::: DATA EXCERPTS :::

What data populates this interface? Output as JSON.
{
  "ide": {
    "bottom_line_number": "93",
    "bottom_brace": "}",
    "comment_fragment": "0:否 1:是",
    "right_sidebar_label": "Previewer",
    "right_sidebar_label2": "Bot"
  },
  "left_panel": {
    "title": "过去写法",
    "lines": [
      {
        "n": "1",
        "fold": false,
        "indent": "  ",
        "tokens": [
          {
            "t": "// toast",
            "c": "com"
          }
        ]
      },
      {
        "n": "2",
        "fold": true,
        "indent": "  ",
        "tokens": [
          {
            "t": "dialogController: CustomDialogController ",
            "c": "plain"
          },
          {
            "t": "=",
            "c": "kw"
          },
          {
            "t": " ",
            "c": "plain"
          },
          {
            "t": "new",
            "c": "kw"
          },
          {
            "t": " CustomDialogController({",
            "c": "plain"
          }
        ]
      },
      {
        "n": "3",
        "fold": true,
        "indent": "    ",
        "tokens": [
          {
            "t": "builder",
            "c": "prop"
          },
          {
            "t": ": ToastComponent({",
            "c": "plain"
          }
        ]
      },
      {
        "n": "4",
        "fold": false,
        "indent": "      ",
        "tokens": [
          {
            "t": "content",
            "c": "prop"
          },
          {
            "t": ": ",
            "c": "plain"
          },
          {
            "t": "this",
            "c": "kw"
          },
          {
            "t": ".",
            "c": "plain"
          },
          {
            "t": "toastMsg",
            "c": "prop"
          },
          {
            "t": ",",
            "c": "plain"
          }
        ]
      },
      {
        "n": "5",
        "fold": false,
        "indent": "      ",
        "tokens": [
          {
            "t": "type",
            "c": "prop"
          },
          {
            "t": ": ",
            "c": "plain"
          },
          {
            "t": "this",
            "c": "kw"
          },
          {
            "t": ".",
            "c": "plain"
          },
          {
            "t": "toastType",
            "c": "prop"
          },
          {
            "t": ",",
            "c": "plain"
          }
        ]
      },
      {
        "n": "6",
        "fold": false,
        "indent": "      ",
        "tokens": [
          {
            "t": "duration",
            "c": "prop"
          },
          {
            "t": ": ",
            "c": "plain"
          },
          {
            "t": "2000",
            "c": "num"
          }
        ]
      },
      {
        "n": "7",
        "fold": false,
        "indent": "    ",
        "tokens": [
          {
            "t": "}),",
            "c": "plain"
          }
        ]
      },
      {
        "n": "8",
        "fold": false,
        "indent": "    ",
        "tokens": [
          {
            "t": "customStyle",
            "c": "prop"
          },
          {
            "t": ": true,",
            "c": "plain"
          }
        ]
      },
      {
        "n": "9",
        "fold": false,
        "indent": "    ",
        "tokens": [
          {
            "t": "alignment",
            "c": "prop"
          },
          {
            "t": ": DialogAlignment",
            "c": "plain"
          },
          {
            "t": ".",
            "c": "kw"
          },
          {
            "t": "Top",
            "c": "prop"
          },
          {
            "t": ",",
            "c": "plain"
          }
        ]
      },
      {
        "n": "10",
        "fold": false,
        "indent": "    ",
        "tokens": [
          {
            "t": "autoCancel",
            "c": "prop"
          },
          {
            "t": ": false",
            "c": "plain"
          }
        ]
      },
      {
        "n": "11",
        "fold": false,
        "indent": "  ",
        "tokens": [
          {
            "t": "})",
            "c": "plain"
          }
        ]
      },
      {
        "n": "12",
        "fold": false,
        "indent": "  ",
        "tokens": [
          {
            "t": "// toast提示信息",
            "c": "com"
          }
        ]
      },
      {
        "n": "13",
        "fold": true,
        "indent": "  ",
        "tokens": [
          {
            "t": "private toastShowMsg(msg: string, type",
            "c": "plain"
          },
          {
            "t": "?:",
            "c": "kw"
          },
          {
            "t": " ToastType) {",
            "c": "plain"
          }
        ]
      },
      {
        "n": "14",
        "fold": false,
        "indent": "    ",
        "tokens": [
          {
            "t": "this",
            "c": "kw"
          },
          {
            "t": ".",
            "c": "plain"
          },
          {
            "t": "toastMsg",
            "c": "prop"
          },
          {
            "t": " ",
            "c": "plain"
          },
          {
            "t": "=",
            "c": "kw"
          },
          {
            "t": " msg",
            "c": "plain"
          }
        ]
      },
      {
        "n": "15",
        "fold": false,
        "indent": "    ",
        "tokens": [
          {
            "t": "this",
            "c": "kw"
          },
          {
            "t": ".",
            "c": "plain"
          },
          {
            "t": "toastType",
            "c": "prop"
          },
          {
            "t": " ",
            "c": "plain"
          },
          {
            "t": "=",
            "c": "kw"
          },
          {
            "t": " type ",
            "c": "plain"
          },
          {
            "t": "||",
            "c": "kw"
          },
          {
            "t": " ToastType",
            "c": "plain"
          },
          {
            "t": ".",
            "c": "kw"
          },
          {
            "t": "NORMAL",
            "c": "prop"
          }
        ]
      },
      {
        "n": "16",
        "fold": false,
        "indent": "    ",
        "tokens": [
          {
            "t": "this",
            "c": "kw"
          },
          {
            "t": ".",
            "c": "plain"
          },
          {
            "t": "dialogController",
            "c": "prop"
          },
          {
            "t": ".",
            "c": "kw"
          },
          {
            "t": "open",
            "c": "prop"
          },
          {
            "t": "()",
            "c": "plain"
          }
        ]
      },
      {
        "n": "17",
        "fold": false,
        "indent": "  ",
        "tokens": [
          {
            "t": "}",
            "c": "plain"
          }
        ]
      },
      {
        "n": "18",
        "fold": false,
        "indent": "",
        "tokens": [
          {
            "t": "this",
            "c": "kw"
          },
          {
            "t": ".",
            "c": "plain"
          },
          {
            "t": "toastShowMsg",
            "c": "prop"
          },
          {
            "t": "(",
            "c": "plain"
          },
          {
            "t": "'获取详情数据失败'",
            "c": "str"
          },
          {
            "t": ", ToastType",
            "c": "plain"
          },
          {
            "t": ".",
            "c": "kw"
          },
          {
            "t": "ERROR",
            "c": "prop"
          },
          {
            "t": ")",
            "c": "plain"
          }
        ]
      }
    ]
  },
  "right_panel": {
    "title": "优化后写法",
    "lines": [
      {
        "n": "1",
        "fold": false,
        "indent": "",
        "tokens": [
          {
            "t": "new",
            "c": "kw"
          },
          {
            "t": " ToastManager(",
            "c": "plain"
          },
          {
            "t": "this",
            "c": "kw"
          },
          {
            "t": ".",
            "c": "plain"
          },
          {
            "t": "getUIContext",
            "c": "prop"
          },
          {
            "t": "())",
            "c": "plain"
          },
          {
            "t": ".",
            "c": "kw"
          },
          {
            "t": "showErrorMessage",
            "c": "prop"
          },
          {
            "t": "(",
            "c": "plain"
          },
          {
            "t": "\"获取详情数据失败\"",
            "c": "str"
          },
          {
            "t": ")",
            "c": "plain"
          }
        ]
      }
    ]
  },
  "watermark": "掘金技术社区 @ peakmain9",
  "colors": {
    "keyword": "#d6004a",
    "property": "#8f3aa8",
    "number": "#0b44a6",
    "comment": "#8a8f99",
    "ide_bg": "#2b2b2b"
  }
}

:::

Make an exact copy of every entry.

- **RESULT OF THE EXERCISE**:
What data populates this interface? Output as JSON.
{
  "ide": {
    "bottom_line_number": "93",
    "bottom_brace": "}",
    "comment_fragment": "0:否 1:是",
    "right_sidebar_label": "Previewer",
    "right_sidebar_label2": "Bot"
  },
  "left_panel": {
    "title": "过去写法",
    "lines": [
      {
        "n": "1",
        "fold": false,
        "indent": "  ",
        "tokens": [
          {
            "t": "// toast",
            "c": "com"
          }
        ]
      },
      {
        "n": "2",
        "fold": true,
        "indent": "  ",
        "tokens": [
          {
            "t": "dialogController: CustomDialogController ",
            "c": "plain"
          },
          {
            "t": "=",
            "c": "kw"
          },
          {
            "t": " ",
            "c": "plain"
          },
          {
            "t": "new",
            "c": "kw"
          },
          {
            "t": " CustomDialogController({",
            "c": "plain"
          }
        ]
      },
      {
        "n": "3",
        "fold": true,
        "indent": "    ",
        "tokens": [
          {
            "t": "builder",
            "c": "prop"
          },
          {
            "t": ": ToastComponent({",
            "c": "plain"
          }
        ]
      },
      {
        "n": "4",
        "fold": false,
        "indent": "      ",
        "tokens": [
          {
            "t": "content",
            "c": "prop"
          },
          {
            "t": ": ",
            "c": "plain"
          },
          {
            "t": "this",
            "c": "kw"
          },
          {
            "t": ".",
            "c": "plain"
          },
          {
            "t": "toastMsg",
            "c": "prop"
          },
          {
            "t": ",",
            "c": "plain"
          }
        ]
      },
      {
        "n": "5",
        "fold": false,
        "indent": "      ",
        "tokens": [
          {
            "t": "type",
            "c": "prop"
          },
          {
            "t": ": ",
            "c": "plain"
          },
          {
            "t": "this",
            "c": "kw"
          },
          {
            "t": ".",
            "c": "plain"
          },
          {
            "t": "toastType",
            "c": "prop"
          },
          {
            "t": ",",
            "c": "plain"
          }
        ]
      },
      {
        "n": "6",
        "fold": false,
        "indent": "      ",
        "tokens": [
          {
            "t": "duration",
            "c": "prop"
          },
          {
            "t": ": ",
            "c": "plain"
          },
          {
            "t": "2000",
            "c": "num"
          }
        ]
      },
      {
        "n": "7",
        "fold": false,
        "indent": "    ",
        "tokens": [
          {
            "t": "}),",
            "c": "plain"
          }
        ]
      },
      {
        "n": "8",
        "fold": false,
        "indent": "    ",
        "tokens": [
          {
            "t": "customStyle",
            "c": "prop"
          },
          {
            "t": ": true,",
            "c": "plain"
          }
        ]
      },
      {
        "n": "9",
        "fold": false,
        "indent": "    ",
        "tokens": [
          {
            "t": "alignment",
            "c": "prop"
          },
          {
            "t": ": DialogAlignment",
            "c": "plain"
          },
          {
            "t": ".",
            "c": "kw"
          },
          {
            "t": "Top",
            "c": "prop"
          },
          {
            "t": ",",
            "c": "plain"
          }
        ]
      },
      {
        "n": "10",
        "fold": false,
        "indent": "    ",
        "tokens": [
          {
            "t": "autoCancel",
            "c": "prop"
          },
          {
            "t": ": false",
            "c": "plain"
          }
        ]
      },
      {
        "n": "11",
        "fold": false,
        "indent": "  ",
        "tokens": [
          {
            "t": "})",
            "c": "plain"
          }
        ]
      },
      {
        "n": "12",
        "fold": false,
        "indent": "  ",
        "tokens": [
          {
            "t": "// toast提示信息",
            "c": "com"
          }
        ]
      },
      {
        "n": "13",
        "fold": true,
        "indent": "  ",
        "tokens": [
          {
            "t": "private toastShowMsg(msg: string, type",
            "c": "plain"
          },
          {
            "t": "?:",
            "c": "kw"
          },
          {
            "t": " ToastType) {",
            "c": "plain"
          }
        ]
      },
      {
        "n": "14",
        "fold": false,
        "indent": "    ",
        "tokens": [
          {
            "t": "this",
            "c": "kw"
          },
          {
            "t": ".",
            "c": "plain"
          },
          {
            "t": "toastMsg",
            "c": "prop"
          },
          {
            "t": " ",
            "c": "plain"
          },
          {
            "t": "=",
            "c": "kw"
          },
          {
            "t": " msg",
            "c": "plain"
          }
        ]
      },
      {
        "n": "15",
        "fold": false,
        "indent": "    ",
        "tokens": [
          {
            "t": "this",
            "c": "kw"
          },
          {
            "t": ".",
            "c": "plain"
          },
          {
            "t": "toastType",
            "c": "prop"
          },
          {
            "t": " ",
            "c": "plain"
          },
          {
            "t": "=",
            "c": "kw"
          },
          {
            "t": " type ",
            "c": "plain"
          },
          {
            "t": "||",
            "c": "kw"
          },
          {
            "t": " ToastType",
            "c": "plain"
          },
          {
            "t": ".",
            "c": "kw"
          },
          {
            "t": "NORMAL",
            "c": "prop"
          }
        ]
      },
      {
        "n": "16",
        "fold": false,
        "indent": "    ",
        "tokens": [
          {
            "t": "this",
            "c": "kw"
          },
          {
            "t": ".",
            "c": "plain"
          },
          {
            "t": "dialogController",
            "c": "prop"
          },
          {
            "t": ".",
            "c": "kw"
          },
          {
            "t": "open",
            "c": "prop"
          },
          {
            "t": "()",
            "c": "plain"
          }
        ]
      },
      {
        "n": "17",
        "fold": false,
        "indent": "  ",
        "tokens": [
          {
            "t": "}",
            "c": "plain"
          }
        ]
      },
      {
        "n": "18",
        "fold": false,
        "indent": "",
        "tokens": [
          {
            "t": "this",
            "c": "kw"
          },
          {
            "t": ".",
            "c": "plain"
          },
          {
            "t": "toastShowMsg",
            "c": "prop"
          },
          {
            "t": "(",
            "c": "plain"
          },
          {
            "t": "'获取详情数据失败'",
            "c": "str"
          },
          {
            "t": ", ToastType",
            "c": "plain"
          },
          {
            "t": ".",
            "c": "kw"
          },
          {
            "t": "ERROR",
            "c": "prop"
          },
          {
            "t": ")",
            "c": "plain"
          }
        ]
      }
    ]
  },
  "right_panel": {
    "title": "优化后写法",
    "lines": [
      {
        "n": "1",
        "fold": false,
        "indent": "",
        "tokens": [
          {
            "t": "new",
            "c": "kw"
          },
          {
            "t": " ToastManager(",
            "c": "plain"
          },
          {
            "t": "this",
            "c": "kw"
          },
          {
            "t": ".",
            "c": "plain"
          },
          {
            "t": "getUIContext",
            "c": "prop"
          },
          {
            "t": "())",
            "c": "plain"
          },
          {
            "t": ".",
            "c": "kw"
          },
          {
            "t": "showErrorMessage",
            "c": "prop"
          },
          {
            "t": "(",
            "c": "plain"
          },
          {
            "t": "\"获取详情数据失败\"",
            "c": "str"
          },
          {
            "t": ")",
            "c": "plain"
          }
        ]
      }
    ]
  },
  "watermark": "掘金技术社区 @ peakmain9",
  "colors": {
    "keyword": "#d6004a",
    "property": "#8f3aa8",
    "number": "#0b44a6",
    "comment": "#8a8f99",
    "ide_bg": "#2b2b2b"
  }
}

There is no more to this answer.